Scientists have identified a gene that controls the root growth in plants, thus paving the way for agriculture revolution.

The study conducted by Philip Benfey, professor of biology at Duke University and director of Duke’s Institute for Genome Sciences and Policy Center for Systems Biology, and his team reveals that the absence of the gene UPBEAT1 (UPB1) triggers root growth in plants. This finding can help in the cultivation of more economically viable plants in the future by manipulating the gene that controls root growth.

This new research can also improve crop cultivation in dry lands as bigger roots can absorb more water from the surroundings. Bigger roots with its ability to grow faster can speed up the growth of switchgrass and Miscanthus considered being the future means of biofuel. This way the farmers can reduce the cultivation time for these perennial grasses. “With switchgrass, for example, frequently you cannot harvest the first year's crop because it takes a long time for the root system to establish," said Benfey, "that would be a huge boon for farmers," he adds.

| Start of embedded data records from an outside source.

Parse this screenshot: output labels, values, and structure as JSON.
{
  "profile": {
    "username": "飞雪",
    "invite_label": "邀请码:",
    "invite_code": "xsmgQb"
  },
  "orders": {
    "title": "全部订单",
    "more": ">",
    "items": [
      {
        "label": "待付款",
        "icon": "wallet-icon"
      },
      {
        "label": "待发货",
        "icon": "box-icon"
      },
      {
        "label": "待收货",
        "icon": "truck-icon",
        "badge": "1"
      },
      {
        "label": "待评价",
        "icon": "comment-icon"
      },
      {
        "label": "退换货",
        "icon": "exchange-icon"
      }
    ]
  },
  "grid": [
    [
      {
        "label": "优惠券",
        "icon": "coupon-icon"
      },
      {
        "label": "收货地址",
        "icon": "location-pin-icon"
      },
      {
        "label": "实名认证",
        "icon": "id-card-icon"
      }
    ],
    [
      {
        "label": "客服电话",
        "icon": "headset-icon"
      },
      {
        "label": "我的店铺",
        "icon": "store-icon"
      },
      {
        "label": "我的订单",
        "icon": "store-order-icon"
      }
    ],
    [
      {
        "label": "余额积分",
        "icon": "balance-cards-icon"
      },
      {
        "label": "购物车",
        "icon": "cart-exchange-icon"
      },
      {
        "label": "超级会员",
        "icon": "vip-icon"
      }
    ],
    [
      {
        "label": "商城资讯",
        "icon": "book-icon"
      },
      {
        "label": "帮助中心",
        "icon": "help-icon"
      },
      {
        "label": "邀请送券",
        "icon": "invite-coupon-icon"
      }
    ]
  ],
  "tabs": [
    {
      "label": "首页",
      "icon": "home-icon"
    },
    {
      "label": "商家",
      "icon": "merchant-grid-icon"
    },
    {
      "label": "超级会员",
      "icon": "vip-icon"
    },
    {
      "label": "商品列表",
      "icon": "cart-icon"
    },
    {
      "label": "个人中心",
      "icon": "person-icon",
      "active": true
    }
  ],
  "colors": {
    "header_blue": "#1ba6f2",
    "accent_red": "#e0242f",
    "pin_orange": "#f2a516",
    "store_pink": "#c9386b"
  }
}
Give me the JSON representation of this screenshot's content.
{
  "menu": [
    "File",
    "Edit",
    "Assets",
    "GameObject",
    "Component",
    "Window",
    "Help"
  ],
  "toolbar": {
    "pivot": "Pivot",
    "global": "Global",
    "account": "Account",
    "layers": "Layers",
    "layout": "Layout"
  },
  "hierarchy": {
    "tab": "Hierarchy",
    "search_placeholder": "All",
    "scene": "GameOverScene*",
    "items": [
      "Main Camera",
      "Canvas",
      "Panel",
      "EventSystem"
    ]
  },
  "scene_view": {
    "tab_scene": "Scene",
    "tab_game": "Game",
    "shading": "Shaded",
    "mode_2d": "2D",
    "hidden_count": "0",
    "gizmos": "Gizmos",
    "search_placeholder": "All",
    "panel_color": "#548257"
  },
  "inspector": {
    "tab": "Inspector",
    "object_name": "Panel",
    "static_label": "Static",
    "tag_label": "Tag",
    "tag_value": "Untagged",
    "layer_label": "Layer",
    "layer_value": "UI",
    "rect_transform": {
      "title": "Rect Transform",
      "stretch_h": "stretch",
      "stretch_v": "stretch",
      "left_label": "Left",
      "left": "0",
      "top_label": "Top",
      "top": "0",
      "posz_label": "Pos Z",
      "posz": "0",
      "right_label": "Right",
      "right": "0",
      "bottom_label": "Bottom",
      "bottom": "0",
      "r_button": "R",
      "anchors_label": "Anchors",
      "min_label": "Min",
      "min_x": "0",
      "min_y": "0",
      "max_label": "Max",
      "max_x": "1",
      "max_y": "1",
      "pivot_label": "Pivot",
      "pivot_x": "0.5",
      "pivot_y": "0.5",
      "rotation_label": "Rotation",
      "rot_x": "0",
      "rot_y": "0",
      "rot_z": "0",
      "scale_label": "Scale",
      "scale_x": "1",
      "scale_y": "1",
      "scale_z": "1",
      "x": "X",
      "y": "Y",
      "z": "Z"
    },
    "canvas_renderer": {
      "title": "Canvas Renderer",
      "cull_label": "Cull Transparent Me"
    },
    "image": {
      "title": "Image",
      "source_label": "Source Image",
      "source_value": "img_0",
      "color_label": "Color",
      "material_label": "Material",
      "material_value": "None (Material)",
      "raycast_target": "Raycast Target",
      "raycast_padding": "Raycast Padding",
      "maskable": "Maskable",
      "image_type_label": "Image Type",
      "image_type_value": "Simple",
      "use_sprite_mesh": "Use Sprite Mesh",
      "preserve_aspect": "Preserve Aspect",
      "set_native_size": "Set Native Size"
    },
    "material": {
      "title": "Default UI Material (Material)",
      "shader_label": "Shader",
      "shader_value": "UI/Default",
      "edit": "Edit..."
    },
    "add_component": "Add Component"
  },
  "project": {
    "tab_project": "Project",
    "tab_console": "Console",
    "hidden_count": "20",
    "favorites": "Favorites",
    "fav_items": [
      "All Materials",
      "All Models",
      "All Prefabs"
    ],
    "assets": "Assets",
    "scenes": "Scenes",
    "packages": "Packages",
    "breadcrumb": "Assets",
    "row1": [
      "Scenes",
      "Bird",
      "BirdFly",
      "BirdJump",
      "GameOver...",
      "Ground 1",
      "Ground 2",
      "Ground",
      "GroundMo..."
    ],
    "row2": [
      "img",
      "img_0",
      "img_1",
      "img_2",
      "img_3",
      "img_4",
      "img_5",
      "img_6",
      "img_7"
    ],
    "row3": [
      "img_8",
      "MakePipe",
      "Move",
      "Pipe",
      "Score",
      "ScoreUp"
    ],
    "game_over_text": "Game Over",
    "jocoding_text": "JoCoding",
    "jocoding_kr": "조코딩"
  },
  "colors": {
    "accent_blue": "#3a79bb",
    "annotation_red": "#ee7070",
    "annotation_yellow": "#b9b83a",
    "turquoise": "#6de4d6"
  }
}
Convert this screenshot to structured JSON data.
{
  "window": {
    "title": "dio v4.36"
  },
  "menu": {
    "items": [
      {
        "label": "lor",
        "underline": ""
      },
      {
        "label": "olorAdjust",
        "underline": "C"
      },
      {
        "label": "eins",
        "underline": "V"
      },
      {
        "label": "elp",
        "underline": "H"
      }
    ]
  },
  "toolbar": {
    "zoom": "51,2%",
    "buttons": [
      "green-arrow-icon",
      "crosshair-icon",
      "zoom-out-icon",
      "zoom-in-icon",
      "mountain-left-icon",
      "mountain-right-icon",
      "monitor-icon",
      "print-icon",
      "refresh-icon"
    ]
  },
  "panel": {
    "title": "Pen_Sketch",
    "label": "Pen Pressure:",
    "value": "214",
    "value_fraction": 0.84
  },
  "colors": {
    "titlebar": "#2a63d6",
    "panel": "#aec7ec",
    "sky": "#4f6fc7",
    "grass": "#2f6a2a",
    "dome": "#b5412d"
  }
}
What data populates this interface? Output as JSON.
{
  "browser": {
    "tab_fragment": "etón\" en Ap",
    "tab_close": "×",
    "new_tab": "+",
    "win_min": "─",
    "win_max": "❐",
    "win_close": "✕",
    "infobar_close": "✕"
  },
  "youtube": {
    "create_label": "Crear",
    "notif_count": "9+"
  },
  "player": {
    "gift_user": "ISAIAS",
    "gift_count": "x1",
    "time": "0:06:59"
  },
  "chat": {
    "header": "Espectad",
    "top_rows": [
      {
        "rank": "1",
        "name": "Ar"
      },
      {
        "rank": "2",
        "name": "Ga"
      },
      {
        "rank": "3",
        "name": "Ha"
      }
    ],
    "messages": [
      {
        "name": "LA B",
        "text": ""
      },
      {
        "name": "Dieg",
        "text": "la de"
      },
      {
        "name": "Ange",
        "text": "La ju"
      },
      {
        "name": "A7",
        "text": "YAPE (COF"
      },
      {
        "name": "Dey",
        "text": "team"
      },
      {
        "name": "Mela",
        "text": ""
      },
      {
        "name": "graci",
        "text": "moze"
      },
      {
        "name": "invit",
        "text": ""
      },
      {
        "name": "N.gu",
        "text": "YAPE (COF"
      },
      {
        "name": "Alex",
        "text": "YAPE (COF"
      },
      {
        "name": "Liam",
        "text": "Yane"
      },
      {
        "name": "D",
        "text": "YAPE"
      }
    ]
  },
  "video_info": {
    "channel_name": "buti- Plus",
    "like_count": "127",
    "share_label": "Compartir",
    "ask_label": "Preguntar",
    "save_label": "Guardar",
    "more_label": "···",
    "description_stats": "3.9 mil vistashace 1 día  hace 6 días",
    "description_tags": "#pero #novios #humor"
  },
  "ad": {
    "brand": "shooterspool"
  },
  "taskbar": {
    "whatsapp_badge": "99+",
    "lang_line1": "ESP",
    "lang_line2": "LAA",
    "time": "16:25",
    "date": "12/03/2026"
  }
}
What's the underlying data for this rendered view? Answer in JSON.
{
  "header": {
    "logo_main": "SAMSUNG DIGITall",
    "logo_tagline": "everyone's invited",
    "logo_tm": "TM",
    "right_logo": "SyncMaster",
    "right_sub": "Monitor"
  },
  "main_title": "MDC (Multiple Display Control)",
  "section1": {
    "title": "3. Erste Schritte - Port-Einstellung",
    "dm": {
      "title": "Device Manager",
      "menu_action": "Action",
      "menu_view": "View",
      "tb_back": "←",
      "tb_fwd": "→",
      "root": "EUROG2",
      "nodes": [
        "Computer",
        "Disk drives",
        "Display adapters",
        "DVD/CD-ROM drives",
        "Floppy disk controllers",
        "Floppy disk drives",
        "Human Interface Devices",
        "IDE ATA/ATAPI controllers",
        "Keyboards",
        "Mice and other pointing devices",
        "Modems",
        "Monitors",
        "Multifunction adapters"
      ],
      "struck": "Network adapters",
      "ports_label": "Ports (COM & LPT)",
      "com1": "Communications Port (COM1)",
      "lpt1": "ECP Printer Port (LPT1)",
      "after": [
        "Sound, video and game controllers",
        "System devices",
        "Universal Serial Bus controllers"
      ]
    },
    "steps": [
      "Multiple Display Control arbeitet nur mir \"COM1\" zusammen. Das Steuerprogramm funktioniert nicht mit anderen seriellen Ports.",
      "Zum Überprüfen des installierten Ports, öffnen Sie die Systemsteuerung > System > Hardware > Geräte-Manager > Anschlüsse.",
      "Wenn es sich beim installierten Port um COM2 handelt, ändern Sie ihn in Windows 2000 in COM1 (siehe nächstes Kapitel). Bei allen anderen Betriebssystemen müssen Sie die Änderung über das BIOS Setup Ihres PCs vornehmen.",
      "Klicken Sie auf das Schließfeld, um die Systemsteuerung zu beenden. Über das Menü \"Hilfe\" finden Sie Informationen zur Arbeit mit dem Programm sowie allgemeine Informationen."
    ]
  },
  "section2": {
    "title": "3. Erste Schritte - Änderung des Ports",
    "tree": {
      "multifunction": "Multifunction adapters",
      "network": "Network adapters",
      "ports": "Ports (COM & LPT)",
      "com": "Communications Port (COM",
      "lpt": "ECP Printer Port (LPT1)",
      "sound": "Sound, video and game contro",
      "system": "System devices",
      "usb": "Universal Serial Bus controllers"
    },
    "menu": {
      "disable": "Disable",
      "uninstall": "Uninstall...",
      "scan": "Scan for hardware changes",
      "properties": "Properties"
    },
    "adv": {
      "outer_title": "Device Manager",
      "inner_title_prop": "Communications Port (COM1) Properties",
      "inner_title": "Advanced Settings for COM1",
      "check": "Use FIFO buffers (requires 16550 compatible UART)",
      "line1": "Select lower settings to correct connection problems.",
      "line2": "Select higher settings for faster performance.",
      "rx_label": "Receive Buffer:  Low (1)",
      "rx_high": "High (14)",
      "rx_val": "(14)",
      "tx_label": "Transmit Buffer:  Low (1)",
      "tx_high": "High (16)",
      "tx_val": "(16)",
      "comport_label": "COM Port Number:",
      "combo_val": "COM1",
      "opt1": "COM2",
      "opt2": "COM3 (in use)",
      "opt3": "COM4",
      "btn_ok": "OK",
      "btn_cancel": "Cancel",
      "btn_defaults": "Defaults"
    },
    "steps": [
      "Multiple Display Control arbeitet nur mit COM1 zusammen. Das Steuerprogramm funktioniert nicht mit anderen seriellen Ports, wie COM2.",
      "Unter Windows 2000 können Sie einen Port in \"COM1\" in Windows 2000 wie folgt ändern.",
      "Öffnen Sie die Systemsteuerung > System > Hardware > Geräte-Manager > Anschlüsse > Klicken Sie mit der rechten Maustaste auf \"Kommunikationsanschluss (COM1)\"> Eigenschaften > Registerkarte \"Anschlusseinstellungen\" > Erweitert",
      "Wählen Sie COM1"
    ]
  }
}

In addition, the findings will lead to the creation of stronger and bigger plants that absorb more carbon di oxide from the atmosphere, thus reducing the carbon footprint in the atmosphere.

As the growth is manipulated by taking out a gene rather than adding one, this method would not come under the transgenic laws, thus offering a more viable and cost effective option for the farmers than the transgenic method.

The idea needs more research to put it in to practical application. "When we understand them well and can control them, we should be able to regulate root activity,” Benfey said.

Modern science has already presented revolutionary ideas for economically viable crop cultivation in the past. Recently a group of scientists from the University of Massachusetts Amherst found ways to silence multiple genes in a plant. Similar researches are conducted around the world to develop plants that aid human sustenance better.